Is this truly our inevitable future? Isn’t there anything that can be done?
Well, I suppose we could start training children in kindergarten or first grade to recognize and avoid suspicious packages, and we could take note of — or profile — anyone who might look the least bit uneasy or different. The Department of Homeland Security’s “If You See Something, Say Something” campaign is a first step in that direction.
“You grow up internalizing this thought that there might be terrorists and attacks anywhere and everywhere,” Yoram Peri, director of the Institute of Israel Studies at the University of Maryland, told USA Today. “You walk differently, you look to the sides, you look for people who might be terrorists, you look for packages. You’re more aware, that’s clear.”
In Israel, where Peri grew up, suicide bombings and explosive devices were a way of life. The explosion my daughter heard was the 100th Palestinian suicide bombing since September 2000.
There are far fewer explosions now in Jerusalem. But relative safety has come at a price, both emotional and financial. An effective, if controversial, wall was erected. Ethnic profiling is the norm, terrorist leaders have been killed, a feeling of fatalism is often prevalent, and everywhere there are private security guards protecting businesses.
“Israelis were willing to pay for that,” Peri said. “Coffee shops asked you to pay an extra Shekel (about 28 American cents) for the guard in your check. It was done voluntarily.”
But even if we were willing to do all that in America, there’s no way we could, given the size of this country and its inexhaustible wealth of “soft targets.”

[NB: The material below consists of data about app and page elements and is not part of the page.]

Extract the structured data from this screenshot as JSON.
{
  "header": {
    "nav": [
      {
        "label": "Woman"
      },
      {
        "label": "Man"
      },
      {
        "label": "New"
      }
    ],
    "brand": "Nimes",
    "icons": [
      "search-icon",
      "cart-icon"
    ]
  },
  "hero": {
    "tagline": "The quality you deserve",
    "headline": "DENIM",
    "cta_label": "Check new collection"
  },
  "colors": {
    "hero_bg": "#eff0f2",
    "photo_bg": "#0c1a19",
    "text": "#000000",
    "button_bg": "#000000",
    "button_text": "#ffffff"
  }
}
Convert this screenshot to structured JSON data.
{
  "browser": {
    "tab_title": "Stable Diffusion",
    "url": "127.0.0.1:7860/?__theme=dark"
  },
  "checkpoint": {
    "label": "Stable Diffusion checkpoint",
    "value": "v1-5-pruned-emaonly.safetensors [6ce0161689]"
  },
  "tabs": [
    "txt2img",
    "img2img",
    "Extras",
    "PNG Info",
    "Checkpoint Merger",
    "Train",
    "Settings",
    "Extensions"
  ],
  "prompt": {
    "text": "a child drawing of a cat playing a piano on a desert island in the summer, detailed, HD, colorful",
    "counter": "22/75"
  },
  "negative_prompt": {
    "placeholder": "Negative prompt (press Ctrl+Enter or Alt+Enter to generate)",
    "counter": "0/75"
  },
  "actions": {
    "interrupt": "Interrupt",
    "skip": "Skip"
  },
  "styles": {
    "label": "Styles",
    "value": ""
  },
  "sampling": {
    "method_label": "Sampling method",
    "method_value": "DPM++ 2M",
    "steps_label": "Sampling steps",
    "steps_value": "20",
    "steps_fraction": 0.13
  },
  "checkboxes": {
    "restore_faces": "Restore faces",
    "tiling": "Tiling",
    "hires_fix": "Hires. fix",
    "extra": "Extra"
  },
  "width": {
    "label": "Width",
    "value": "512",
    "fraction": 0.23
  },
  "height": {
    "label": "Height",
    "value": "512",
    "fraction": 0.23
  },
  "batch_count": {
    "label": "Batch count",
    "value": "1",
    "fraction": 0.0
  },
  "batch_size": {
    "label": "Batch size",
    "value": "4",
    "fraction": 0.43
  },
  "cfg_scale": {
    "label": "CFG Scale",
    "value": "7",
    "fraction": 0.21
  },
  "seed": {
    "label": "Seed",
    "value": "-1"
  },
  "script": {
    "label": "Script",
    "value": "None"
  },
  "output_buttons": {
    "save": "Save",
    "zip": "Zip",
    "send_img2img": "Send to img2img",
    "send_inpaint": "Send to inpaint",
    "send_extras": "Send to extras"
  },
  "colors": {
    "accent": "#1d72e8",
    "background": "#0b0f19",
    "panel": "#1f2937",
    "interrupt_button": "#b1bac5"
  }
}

We live in a time when step-by-step bomb-making instructions are easy to find on the Internet, lethal weapons are readily available, and voracious media coverage guarantees that a delusional non-entity can become infamous or a ragtag terrorist organization can achieve notoriety.